Don’t underestimate the power of public pressure. When the government tried to slap tolls on the same ferry and others in 2002, it backed off in the face of ferocious opposition. A revolt over the harmonized sales tax led to the premier’s resignation, a referendum, and the tax being scrapped.
When parents and community members around the province railed against school closures, the Ministry of Education, as mentioned above, found money to help save them.
The decision on the ferry terminal, I expect, will also follow the path of least resistance.
The mill’s fate was already pretty much sealed by a fire that destroyed the main building in November 2014, but there remained hope it might be rebuilt. The sale of the company’s timber license to Canfor extinguished those dreams, and the equipment auction was the final nail in the coffin.

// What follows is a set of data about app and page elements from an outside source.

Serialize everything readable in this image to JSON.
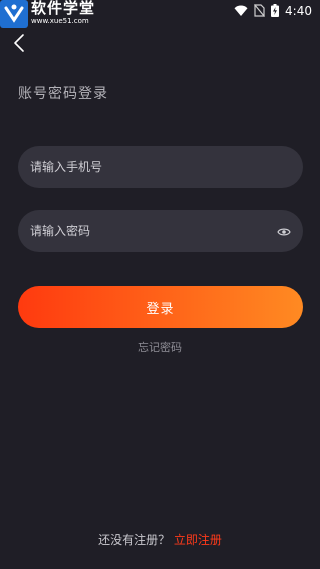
{
  "watermark": {
    "title": "软件学堂",
    "url": "www.xue51.com"
  },
  "status_bar": {
    "time": "4:40",
    "icons": [
      "wifi-icon",
      "no-sim-icon",
      "battery-charging-icon"
    ]
  },
  "header": {
    "back_icon": "chevron-left-icon"
  },
  "page": {
    "title": "账号密码登录"
  },
  "form": {
    "phone_placeholder": "请输入手机号",
    "phone_value": "",
    "password_placeholder": "请输入密码",
    "password_value": "",
    "password_toggle_icon": "eye-icon",
    "login_label": "登录",
    "forgot_label": "忘记密码"
  },
  "footer": {
    "prompt": "还没有注册？",
    "register_label": "立即注册"
  },
  "colors": {
    "background": "#1f1e26",
    "input_background": "#34333d",
    "button_gradient_start": "#ff3a0f",
    "button_gradient_end": "#ff8a22",
    "register_link": "#ff3a1a"
  }
}
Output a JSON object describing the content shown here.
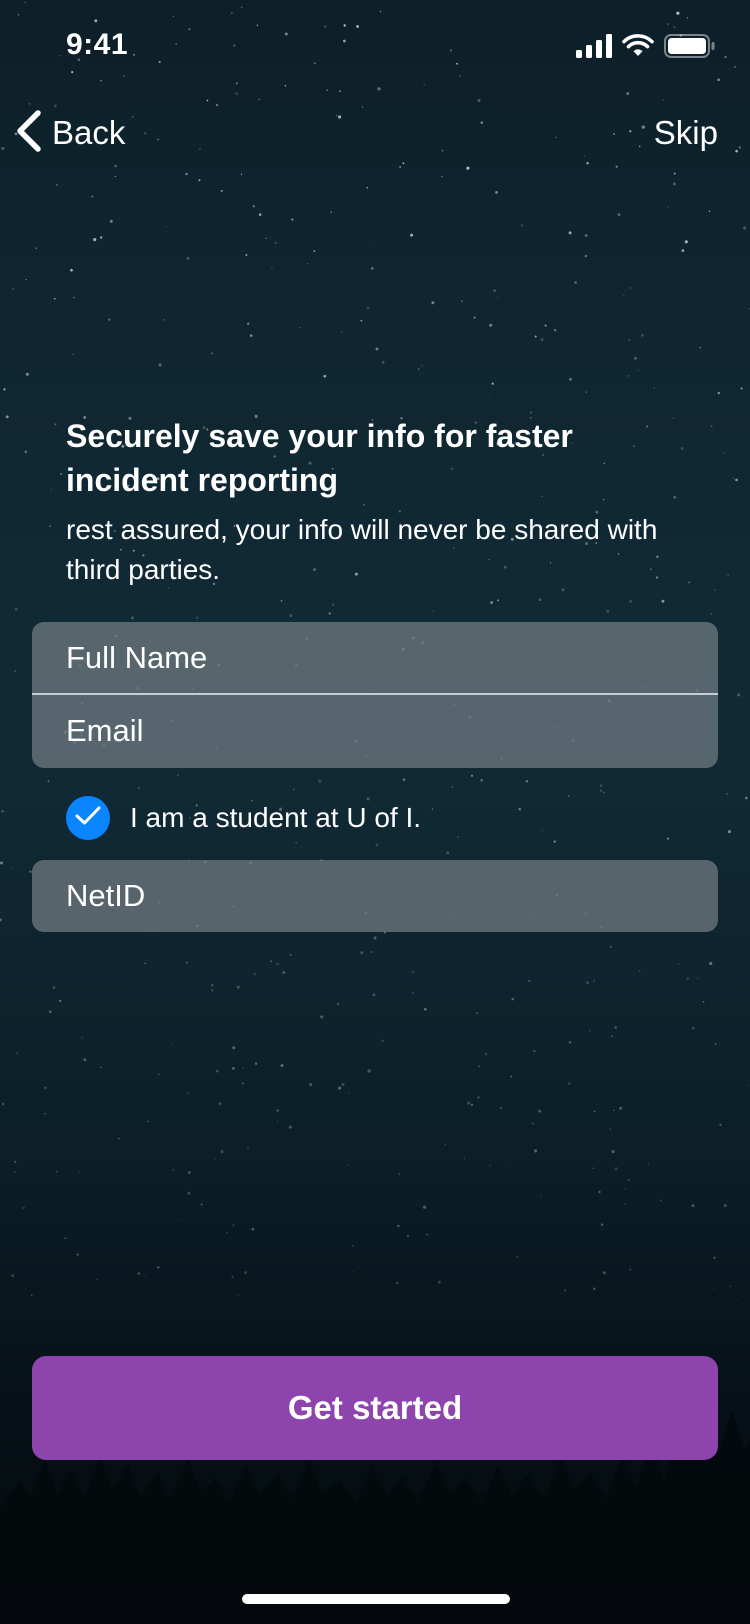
{
  "status_bar": {
    "time": "9:41",
    "icons": [
      "cellular-signal-icon",
      "wifi-icon",
      "battery-icon"
    ]
  },
  "nav": {
    "back_label": "Back",
    "back_icon": "chevron-left-icon",
    "skip_label": "Skip"
  },
  "content": {
    "heading": "Securely save your info for faster incident reporting",
    "subheading": "rest assured, your info will never be shared with third parties."
  },
  "form": {
    "full_name_placeholder": "Full Name",
    "email_placeholder": "Email",
    "student_checkbox": {
      "label": "I am a student at U of I.",
      "checked": true,
      "icon": "checkmark-icon"
    },
    "netid_placeholder": "NetID"
  },
  "actions": {
    "primary_label": "Get started"
  },
  "colors": {
    "accent_blue": "#0a84ff",
    "primary_button": "#8e44ad",
    "field_background": "#6c767e",
    "text": "#ffffff"
  }
}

LAST GASP DEPARTMENT: The first column you write is your salutatory. The last one is your valedictory. This is my valedictory.
I’m leaving the Nelson Star next week to try to replace the irreplaceable Glenn Hicks at 103.5 Juice FM. However, I’ll keep up my weekly place name series in the West Kootenay Advertiser (I should reach the Zs in early 2018) and perhaps contribute the occasional historical feature.
Community newspapering is interesting in that some people think we should be relentlessly critical of everything and everyone, while others figure we should fill our pages exclusively with cheque presentations and puppy photos. But I’ve always strived for something in between.
Thanks to my excellent colleagues, including current newsroom staff Will Johnson, Tyler Harper, Bill Metcalfe, and Jennifer Cowan; to Nelson city council members for almost always getting their columns in on time; to the prolific Anne DeGrace, our other regular contributors, and most of all to Star readers.